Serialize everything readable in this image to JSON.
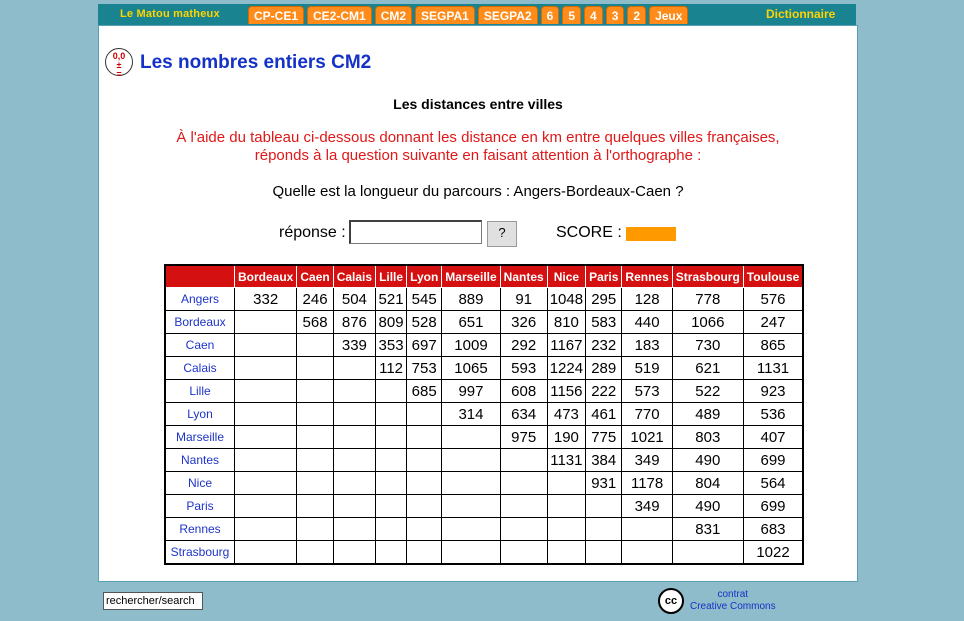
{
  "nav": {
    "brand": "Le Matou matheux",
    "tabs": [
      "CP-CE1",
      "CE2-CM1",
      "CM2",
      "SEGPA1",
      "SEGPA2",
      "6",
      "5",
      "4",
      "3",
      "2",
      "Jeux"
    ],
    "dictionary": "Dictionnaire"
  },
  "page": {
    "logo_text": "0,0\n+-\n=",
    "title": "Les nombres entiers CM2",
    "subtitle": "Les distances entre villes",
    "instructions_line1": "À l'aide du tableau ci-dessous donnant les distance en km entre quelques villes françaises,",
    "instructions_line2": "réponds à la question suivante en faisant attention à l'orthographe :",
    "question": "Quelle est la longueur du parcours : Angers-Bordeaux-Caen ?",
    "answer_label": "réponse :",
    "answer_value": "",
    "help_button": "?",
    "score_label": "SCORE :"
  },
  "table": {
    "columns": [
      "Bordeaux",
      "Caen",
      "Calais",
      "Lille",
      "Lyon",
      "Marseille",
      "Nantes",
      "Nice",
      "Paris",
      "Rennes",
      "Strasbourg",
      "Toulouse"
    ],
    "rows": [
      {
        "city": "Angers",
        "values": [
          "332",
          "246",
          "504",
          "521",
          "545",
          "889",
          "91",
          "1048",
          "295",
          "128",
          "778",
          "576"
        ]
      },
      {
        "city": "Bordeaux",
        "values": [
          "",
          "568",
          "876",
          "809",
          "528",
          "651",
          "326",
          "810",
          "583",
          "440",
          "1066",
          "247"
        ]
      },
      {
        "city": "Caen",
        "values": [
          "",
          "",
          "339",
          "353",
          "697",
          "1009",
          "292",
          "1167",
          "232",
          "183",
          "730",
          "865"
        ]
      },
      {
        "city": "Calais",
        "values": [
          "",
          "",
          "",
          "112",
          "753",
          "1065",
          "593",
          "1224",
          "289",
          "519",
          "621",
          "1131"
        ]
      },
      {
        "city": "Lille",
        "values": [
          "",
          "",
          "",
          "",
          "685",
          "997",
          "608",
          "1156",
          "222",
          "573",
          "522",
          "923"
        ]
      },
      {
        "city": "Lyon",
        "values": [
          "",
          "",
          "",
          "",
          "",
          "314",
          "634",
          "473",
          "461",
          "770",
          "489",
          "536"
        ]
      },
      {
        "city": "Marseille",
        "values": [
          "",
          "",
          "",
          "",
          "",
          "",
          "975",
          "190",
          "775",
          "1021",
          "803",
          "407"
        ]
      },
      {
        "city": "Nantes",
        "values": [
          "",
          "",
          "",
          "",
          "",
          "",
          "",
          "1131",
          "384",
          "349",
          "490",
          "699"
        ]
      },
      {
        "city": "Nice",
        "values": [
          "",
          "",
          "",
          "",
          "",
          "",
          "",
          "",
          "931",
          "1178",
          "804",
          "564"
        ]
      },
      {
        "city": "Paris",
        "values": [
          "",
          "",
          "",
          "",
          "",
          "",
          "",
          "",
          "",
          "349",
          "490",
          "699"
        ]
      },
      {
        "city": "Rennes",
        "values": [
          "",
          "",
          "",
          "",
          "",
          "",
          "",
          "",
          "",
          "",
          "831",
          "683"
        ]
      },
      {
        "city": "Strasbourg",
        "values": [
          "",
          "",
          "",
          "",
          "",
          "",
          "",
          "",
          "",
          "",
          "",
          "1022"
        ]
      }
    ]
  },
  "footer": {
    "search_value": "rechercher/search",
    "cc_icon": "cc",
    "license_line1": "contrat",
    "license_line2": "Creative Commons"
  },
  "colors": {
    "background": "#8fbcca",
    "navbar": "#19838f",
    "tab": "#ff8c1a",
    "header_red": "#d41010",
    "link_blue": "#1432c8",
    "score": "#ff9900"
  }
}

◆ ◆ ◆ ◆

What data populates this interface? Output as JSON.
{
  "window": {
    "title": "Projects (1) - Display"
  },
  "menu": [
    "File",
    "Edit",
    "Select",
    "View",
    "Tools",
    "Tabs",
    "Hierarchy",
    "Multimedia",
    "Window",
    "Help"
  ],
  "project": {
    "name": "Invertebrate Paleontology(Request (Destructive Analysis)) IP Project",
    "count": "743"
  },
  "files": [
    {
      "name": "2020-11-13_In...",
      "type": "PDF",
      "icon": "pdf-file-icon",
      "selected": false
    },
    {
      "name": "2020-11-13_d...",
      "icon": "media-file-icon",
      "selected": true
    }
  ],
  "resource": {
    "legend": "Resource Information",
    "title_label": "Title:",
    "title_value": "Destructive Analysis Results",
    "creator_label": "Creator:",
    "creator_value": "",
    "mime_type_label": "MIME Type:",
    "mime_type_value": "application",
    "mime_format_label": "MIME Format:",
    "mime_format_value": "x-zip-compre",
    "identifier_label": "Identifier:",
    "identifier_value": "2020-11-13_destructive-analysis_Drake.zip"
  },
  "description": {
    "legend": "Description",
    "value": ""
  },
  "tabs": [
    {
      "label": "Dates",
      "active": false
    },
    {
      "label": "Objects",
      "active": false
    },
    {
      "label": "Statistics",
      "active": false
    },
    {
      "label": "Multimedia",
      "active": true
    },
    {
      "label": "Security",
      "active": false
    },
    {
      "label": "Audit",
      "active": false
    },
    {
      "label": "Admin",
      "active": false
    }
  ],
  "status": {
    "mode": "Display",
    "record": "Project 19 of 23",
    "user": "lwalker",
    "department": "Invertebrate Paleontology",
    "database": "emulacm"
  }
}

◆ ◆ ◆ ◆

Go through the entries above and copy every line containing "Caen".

    "question": "Quelle est la longueur du parcours : Angers-Bordeaux-Caen ?",
      "Caen",
        "city": "Caen",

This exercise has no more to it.